Whilst the Zimbabwean government has vehemently denied acknowledging such alleged excesses of control on local government, it is important to note for instance, that in the RDC Act alone, there are more than instances where the Minister can intervene in the day to day running of Rural District Councils.
The era post which coincided with the rise of the Movement of Democratic Change MDC heralded the advent of what Makumbe preferred to call a formidable opposition movement in Zimbabwe since independence.
This period evidenced a massive dissolution and dismissal of MDC led councils. Other local authorities affected included Bindura, Chinhoyi, Karoi to mention just but a few.

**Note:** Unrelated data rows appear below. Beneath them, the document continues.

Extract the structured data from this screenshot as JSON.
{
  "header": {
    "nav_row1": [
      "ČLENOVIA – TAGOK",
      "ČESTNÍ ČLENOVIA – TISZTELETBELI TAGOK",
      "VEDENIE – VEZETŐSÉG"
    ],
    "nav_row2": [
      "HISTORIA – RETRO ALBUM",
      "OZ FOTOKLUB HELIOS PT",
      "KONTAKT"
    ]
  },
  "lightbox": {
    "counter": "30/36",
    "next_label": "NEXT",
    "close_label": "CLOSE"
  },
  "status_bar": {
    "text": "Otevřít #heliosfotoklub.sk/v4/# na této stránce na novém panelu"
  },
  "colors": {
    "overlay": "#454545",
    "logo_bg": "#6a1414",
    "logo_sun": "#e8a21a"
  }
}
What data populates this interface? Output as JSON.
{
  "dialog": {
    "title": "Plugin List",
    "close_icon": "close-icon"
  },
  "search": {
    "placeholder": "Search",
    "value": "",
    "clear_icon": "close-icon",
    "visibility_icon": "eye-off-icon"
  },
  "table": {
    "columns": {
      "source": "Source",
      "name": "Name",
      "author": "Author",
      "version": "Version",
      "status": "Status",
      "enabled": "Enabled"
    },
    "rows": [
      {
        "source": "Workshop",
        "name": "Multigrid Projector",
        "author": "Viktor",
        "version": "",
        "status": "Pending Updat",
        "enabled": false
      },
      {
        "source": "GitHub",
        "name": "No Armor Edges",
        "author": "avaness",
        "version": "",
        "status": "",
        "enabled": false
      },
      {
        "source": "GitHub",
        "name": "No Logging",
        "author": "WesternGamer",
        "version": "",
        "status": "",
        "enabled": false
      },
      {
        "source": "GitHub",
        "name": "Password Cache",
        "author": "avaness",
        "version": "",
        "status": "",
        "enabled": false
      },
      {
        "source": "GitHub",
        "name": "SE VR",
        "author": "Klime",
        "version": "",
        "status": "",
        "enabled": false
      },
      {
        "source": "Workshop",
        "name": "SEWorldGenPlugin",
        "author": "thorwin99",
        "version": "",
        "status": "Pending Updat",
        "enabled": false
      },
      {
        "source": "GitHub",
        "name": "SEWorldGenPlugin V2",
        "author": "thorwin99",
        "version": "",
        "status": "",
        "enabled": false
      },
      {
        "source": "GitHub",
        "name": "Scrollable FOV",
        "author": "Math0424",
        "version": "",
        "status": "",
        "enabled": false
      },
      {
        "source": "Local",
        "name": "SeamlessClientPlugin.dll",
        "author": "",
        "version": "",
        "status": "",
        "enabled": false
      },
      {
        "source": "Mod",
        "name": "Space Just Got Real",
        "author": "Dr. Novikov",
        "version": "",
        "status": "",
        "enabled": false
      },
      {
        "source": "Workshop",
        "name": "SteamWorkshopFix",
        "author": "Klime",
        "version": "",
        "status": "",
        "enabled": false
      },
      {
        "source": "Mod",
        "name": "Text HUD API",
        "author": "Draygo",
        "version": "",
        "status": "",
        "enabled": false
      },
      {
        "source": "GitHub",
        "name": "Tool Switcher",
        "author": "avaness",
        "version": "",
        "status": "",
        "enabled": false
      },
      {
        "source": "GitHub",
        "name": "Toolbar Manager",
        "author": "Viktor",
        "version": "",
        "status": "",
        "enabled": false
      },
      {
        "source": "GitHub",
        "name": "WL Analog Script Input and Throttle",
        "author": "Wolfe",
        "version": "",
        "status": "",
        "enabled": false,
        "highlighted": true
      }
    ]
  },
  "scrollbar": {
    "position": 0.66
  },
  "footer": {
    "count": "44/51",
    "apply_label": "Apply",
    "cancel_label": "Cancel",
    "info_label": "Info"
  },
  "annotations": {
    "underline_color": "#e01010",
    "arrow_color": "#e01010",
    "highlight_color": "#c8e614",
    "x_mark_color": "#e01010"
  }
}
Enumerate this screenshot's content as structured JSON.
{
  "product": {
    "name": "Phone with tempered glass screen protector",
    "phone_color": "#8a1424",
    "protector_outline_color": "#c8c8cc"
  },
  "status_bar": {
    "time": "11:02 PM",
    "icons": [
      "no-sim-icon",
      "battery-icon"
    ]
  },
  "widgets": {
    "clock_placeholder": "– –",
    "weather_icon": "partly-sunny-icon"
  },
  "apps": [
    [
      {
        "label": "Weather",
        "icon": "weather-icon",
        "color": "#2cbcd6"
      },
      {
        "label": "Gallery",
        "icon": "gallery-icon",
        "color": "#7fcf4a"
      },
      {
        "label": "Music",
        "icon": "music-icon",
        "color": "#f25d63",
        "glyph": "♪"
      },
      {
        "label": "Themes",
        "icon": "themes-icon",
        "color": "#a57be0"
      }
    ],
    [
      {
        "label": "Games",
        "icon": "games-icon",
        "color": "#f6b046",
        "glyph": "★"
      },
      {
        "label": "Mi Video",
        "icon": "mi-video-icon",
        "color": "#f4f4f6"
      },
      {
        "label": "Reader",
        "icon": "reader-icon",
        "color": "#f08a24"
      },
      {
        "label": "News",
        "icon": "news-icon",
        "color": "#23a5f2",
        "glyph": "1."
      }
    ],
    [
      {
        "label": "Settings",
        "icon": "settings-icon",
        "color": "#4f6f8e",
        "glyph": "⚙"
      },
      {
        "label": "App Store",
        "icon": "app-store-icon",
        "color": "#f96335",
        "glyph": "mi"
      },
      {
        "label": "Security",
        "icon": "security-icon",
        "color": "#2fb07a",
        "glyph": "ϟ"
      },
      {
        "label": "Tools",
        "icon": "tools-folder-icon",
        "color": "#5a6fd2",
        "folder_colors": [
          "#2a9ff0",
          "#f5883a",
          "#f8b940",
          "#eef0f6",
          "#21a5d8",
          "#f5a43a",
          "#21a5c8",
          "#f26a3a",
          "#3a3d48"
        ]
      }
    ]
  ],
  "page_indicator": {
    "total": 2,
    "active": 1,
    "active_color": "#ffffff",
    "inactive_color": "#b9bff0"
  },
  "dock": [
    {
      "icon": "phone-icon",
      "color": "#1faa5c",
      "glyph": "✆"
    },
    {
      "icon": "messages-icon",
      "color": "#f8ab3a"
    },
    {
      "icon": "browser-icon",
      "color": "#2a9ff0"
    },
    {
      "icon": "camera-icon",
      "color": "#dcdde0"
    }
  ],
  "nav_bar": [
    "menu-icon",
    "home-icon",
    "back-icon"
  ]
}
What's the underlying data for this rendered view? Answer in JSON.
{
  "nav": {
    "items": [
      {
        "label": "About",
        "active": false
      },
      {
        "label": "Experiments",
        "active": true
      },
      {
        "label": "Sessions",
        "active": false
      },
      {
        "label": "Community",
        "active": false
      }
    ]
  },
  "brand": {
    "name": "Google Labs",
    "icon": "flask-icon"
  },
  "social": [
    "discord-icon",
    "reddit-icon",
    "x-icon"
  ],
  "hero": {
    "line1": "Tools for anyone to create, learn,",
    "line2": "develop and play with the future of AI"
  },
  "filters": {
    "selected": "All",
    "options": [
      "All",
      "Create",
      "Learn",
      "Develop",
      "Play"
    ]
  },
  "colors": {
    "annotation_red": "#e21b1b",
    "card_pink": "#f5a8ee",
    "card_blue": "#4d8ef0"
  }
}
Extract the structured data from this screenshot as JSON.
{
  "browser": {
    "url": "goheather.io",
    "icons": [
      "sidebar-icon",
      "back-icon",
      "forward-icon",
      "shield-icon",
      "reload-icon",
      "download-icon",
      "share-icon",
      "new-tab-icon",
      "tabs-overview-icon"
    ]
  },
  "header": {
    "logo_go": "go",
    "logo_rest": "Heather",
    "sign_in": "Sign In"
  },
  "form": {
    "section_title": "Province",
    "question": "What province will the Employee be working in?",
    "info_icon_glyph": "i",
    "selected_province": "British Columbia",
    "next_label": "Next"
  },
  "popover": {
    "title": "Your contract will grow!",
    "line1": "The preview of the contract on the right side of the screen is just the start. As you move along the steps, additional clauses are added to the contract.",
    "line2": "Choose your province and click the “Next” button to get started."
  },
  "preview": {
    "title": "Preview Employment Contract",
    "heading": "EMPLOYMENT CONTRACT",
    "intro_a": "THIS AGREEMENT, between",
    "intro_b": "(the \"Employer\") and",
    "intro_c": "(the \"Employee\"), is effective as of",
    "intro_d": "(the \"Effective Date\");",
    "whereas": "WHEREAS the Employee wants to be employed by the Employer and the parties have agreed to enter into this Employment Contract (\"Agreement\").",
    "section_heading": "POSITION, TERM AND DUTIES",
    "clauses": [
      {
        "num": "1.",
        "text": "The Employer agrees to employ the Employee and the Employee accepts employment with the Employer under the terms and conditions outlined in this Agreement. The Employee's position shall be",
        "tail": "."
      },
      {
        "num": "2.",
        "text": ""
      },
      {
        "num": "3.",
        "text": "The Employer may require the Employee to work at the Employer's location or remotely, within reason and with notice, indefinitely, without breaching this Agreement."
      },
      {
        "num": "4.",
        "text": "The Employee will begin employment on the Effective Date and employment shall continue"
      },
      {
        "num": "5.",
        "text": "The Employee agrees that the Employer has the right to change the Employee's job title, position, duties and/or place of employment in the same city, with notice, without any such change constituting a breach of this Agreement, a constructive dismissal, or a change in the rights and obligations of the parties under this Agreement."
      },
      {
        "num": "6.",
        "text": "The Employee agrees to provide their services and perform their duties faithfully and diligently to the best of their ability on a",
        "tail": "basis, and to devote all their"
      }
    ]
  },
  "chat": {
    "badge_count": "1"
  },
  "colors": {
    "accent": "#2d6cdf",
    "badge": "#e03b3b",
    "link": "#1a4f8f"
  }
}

Accused of rebellion or treason, or in violation of the Statute for the Punishment of Corruption or the Organized Crime Prevention Act, and has been sentenced to imprisonment for not less than one year by a court of first instance; provided, however, that those in violation of the provisions that prohibits intending profit for oneself in the Statute for the Punishment of Corruption should have been sentenced to not less than imprisonment by the court of appeals.
In addition to the aforementioned, accused of crimes punishable by death or a minimum of not less than five years imprisonment, and convicted by a court of first instance. Held in custody or is at large in accordance with criminal procedures.
Detained in accordance with Statute for Prevention of Gangster. Provisions of paragraph 1 shall not apply to personnel suspended from office in accordance with paragraph 1 who is subsequently elected to the same office in accordance with law and who have taken office.
Personnel suspended from office in accordance with paragraph 1 and who has been adjudicated guilty shall be allowed to resume office before the expiration of his term unless he should be suspended from office in accordance with Article When necessary, supplementary election shall be carried out in accordance with law.
Where the court declares the election winner to be invalid, or where the court declares the election invalid thus undermining the eligibility of the winner. Where the person is accused and convicted of rebellion, treason, or corruption. Where the person has committed the offenses of Organized crime Prevention Act, convicted and sentenced to imprisonment.
Where the person has committed a crime other than the offenses set forth in the preceding two paragraphs, and has been convicted and sentenced to imprisonment without probation or if a fine is not imposed in lieu of imprisonment. Where the person is subject to rehabilitative disposition and reformatory education; provided, however, that this provision shall not apply to those subject to protective probation.
Where the household registration has been transferred outside of the administrative district for not less than four months. Where the civil rights been deprived and have not been restituted. Where the person has been declared unfit to dispose of property and where such declaration has not been rescinded. Where there are events that calls for suspension of authority and discharged from his position as stipulated by this Act. Where there are other events that calls for suspension of authority and discharged from his position in accordance with other laws.
In the event of any of the following, if the original term has yet to expire and the election agency has yet to announce the supplementary election, the punishment to suspend authority or discharge from position shall be rescinded: Where the rehabilitative disposition is rescinded in accordance with law and where reformatory education is rescinded after re-judge if the authority is suspended or if the person is discharged from position in accordance with the preceding paragraph 5.
Where the declaration that the person is unfit to dispose of property is rescinded by the court if the authority is suspended or if the person is discharged from position in accordance with the preceding paragraph 8.